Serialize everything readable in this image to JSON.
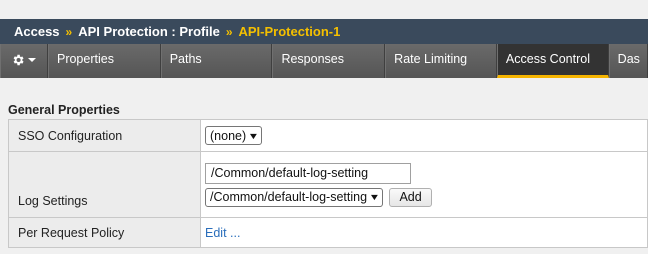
{
  "breadcrumb": {
    "items": [
      "Access",
      "API Protection : Profile",
      "API-Protection-1"
    ],
    "separator": "»"
  },
  "tabs": [
    {
      "label": "Properties",
      "active": false
    },
    {
      "label": "Paths",
      "active": false
    },
    {
      "label": "Responses",
      "active": false
    },
    {
      "label": "Rate Limiting",
      "active": false
    },
    {
      "label": "Access Control",
      "active": true
    },
    {
      "label": "Das",
      "active": false
    }
  ],
  "gear_icon": "gear-icon",
  "section": {
    "title": "General Properties",
    "rows": {
      "sso": {
        "label": "SSO Configuration",
        "selected": "(none)"
      },
      "log": {
        "label": "Log Settings",
        "input_value": "/Common/default-log-setting",
        "selected": "/Common/default-log-setting",
        "add_label": "Add"
      },
      "policy": {
        "label": "Per Request Policy",
        "link": "Edit ..."
      }
    }
  },
  "colors": {
    "title_bg": "#3a4a5c",
    "accent": "#f5b400",
    "link": "#2a6ebb"
  }
}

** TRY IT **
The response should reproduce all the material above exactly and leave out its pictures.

** REPLY TO THE TASK **
Serialize everything readable in this image to JSON.
{
  "breadcrumb": {
    "items": [
      "Access",
      "API Protection : Profile",
      "API-Protection-1"
    ],
    "separator": "»"
  },
  "tabs": [
    {
      "label": "Properties",
      "active": false
    },
    {
      "label": "Paths",
      "active": false
    },
    {
      "label": "Responses",
      "active": false
    },
    {
      "label": "Rate Limiting",
      "active": false
    },
    {
      "label": "Access Control",
      "active": true
    },
    {
      "label": "Das",
      "active": false
    }
  ],
  "gear_icon": "gear-icon",
  "section": {
    "title": "General Properties",
    "rows": {
      "sso": {
        "label": "SSO Configuration",
        "selected": "(none)"
      },
      "log": {
        "label": "Log Settings",
        "input_value": "/Common/default-log-setting",
        "selected": "/Common/default-log-setting",
        "add_label": "Add"
      },
      "policy": {
        "label": "Per Request Policy",
        "link": "Edit ..."
      }
    }
  },
  "colors": {
    "title_bg": "#3a4a5c",
    "accent": "#f5b400",
    "link": "#2a6ebb"
  }
}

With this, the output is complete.